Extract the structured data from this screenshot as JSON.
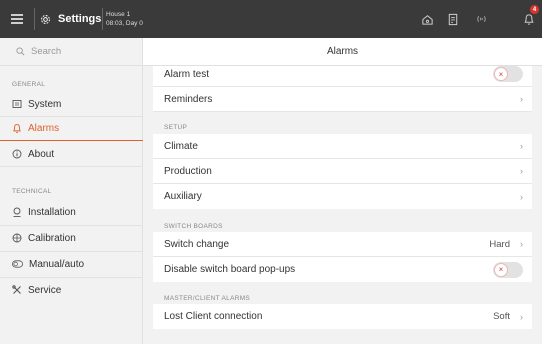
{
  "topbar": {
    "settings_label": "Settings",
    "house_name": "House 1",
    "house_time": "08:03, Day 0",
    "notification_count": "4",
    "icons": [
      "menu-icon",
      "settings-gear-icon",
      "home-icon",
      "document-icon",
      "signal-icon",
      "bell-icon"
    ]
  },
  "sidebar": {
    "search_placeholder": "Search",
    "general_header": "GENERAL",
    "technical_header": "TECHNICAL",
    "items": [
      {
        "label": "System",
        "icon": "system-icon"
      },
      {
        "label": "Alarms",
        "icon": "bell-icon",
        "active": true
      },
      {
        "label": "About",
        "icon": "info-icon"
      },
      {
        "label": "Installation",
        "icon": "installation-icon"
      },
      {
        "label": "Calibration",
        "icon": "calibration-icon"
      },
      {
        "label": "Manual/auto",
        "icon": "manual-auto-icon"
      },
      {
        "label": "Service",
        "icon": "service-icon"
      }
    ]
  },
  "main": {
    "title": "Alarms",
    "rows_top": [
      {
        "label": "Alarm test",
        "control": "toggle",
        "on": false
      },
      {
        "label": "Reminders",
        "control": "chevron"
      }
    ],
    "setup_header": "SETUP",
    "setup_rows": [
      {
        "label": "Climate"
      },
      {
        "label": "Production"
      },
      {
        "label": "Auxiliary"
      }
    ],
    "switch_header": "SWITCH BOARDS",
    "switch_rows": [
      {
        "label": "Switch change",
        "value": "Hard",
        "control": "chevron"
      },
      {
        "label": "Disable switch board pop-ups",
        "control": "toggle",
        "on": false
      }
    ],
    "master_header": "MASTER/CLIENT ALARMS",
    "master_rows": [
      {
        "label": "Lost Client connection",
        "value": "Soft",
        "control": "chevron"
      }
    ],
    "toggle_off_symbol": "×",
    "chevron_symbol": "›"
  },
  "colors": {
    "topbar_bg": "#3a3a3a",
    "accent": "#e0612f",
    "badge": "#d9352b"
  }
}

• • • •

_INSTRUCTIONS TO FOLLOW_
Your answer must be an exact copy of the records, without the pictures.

_SOLVED PROBLEM_
Extract the structured data from this screenshot as JSON.
{
  "topbar": {
    "settings_label": "Settings",
    "house_name": "House 1",
    "house_time": "08:03, Day 0",
    "notification_count": "4",
    "icons": [
      "menu-icon",
      "settings-gear-icon",
      "home-icon",
      "document-icon",
      "signal-icon",
      "bell-icon"
    ]
  },
  "sidebar": {
    "search_placeholder": "Search",
    "general_header": "GENERAL",
    "technical_header": "TECHNICAL",
    "items": [
      {
        "label": "System",
        "icon": "system-icon"
      },
      {
        "label": "Alarms",
        "icon": "bell-icon",
        "active": true
      },
      {
        "label": "About",
        "icon": "info-icon"
      },
      {
        "label": "Installation",
        "icon": "installation-icon"
      },
      {
        "label": "Calibration",
        "icon": "calibration-icon"
      },
      {
        "label": "Manual/auto",
        "icon": "manual-auto-icon"
      },
      {
        "label": "Service",
        "icon": "service-icon"
      }
    ]
  },
  "main": {
    "title": "Alarms",
    "rows_top": [
      {
        "label": "Alarm test",
        "control": "toggle",
        "on": false
      },
      {
        "label": "Reminders",
        "control": "chevron"
      }
    ],
    "setup_header": "SETUP",
    "setup_rows": [
      {
        "label": "Climate"
      },
      {
        "label": "Production"
      },
      {
        "label": "Auxiliary"
      }
    ],
    "switch_header": "SWITCH BOARDS",
    "switch_rows": [
      {
        "label": "Switch change",
        "value": "Hard",
        "control": "chevron"
      },
      {
        "label": "Disable switch board pop-ups",
        "control": "toggle",
        "on": false
      }
    ],
    "master_header": "MASTER/CLIENT ALARMS",
    "master_rows": [
      {
        "label": "Lost Client connection",
        "value": "Soft",
        "control": "chevron"
      }
    ],
    "toggle_off_symbol": "×",
    "chevron_symbol": "›"
  },
  "colors": {
    "topbar_bg": "#3a3a3a",
    "accent": "#e0612f",
    "badge": "#d9352b"
  }
}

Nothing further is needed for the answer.